Editing and formatting are good, but not as good as usual for Pelgrane Press - my copy did sport quite a bunch of hiccups and glitches on the typo-level. Layout adheres to a 1-column b/w-standard and the b/w-artworks/photographs are nice and well-made. The big weakness of the module, ultimately, is that its action-scenes don't have sufficient information to render them compelling - cartography, at least basic one, would have helped here. I can't comment on bookmarks or the like.
Matthew Sanderson's "For the Love of Money" is, in almost all disciplines, a glorious module: The Esoterrorist plot is challenging, smart and hard to foil and grasp, all while remaining fair.
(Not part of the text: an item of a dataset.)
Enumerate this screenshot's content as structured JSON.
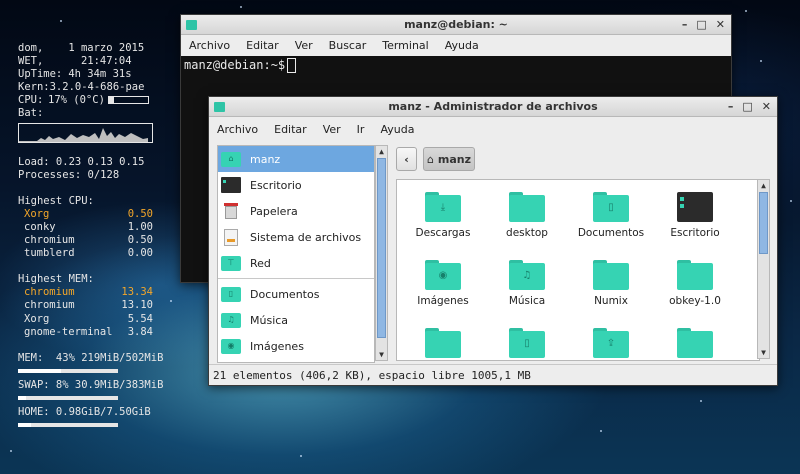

The antagonist reactions, detailed NPC-reactions, copious information for PC-actions and massive supplemental material really help. The investigation part of this module is really, really amazing. Unfortunately, the module does fall flat pretty much almost always (exception would be the cool visuals of the potential showdowns with the ODE) - they feel like afterthoughts. They don't sport the same attention to detail, aren't nearly as interesting and compelling as the rest of the module.
It is within the nature of the plot that integration into ongoing campaigns is hard, so I won't penalize the module for that. However, the none-too-compelling action-scenes and lack of proper cartography drag down this otherwise great module. If you're looking for a glorious investigation and don't mind working on those bits, then this is a very clear recommendation. Otherwise, it remains a module for fans of investigation who don't care much about the action-aspects of the game. When all is said and done, this gets the tone and feeling of Esoterrorists rather well and provides a compelling adventure, though one that falls slightly short of the excellence it could have easily achieved. Hence, my final verdict will clock in at 4 stars.